[WHAT YOU ARE ASKED TO DO]:
Write out the data below in full, please. Keep every character as given.

Data about app and page elements

*** Begin section ***

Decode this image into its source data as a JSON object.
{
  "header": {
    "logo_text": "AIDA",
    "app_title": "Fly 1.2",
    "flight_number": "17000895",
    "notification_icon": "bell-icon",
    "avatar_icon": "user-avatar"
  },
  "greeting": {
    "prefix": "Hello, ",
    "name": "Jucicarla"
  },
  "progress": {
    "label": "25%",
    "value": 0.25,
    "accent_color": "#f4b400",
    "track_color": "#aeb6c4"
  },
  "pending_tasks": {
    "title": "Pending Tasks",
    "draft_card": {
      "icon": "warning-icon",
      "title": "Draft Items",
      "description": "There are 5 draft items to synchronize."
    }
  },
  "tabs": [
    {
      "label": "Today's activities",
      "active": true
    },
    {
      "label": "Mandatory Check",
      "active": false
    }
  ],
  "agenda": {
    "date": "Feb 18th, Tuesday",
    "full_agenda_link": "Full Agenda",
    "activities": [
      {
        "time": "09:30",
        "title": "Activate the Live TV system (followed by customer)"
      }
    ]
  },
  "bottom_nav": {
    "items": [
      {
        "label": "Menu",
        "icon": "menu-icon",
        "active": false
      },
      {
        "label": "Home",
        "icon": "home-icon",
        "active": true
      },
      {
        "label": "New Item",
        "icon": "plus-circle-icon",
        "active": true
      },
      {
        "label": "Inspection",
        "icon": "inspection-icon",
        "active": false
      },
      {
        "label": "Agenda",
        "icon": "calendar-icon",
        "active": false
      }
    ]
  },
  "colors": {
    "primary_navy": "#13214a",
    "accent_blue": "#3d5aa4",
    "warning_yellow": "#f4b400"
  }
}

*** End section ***

[ANSWER TO THE EXERCISE]:
Decode this image into its source data as a JSON object.
{
  "header": {
    "logo_text": "AIDA",
    "app_title": "Fly 1.2",
    "flight_number": "17000895",
    "notification_icon": "bell-icon",
    "avatar_icon": "user-avatar"
  },
  "greeting": {
    "prefix": "Hello, ",
    "name": "Jucicarla"
  },
  "progress": {
    "label": "25%",
    "value": 0.25,
    "accent_color": "#f4b400",
    "track_color": "#aeb6c4"
  },
  "pending_tasks": {
    "title": "Pending Tasks",
    "draft_card": {
      "icon": "warning-icon",
      "title": "Draft Items",
      "description": "There are 5 draft items to synchronize."
    }
  },
  "tabs": [
    {
      "label": "Today's activities",
      "active": true
    },
    {
      "label": "Mandatory Check",
      "active": false
    }
  ],
  "agenda": {
    "date": "Feb 18th, Tuesday",
    "full_agenda_link": "Full Agenda",
    "activities": [
      {
        "time": "09:30",
        "title": "Activate the Live TV system (followed by customer)"
      }
    ]
  },
  "bottom_nav": {
    "items": [
      {
        "label": "Menu",
        "icon": "menu-icon",
        "active": false
      },
      {
        "label": "Home",
        "icon": "home-icon",
        "active": true
      },
      {
        "label": "New Item",
        "icon": "plus-circle-icon",
        "active": true
      },
      {
        "label": "Inspection",
        "icon": "inspection-icon",
        "active": false
      },
      {
        "label": "Agenda",
        "icon": "calendar-icon",
        "active": false
      }
    ]
  },
  "colors": {
    "primary_navy": "#13214a",
    "accent_blue": "#3d5aa4",
    "warning_yellow": "#f4b400"
  }
}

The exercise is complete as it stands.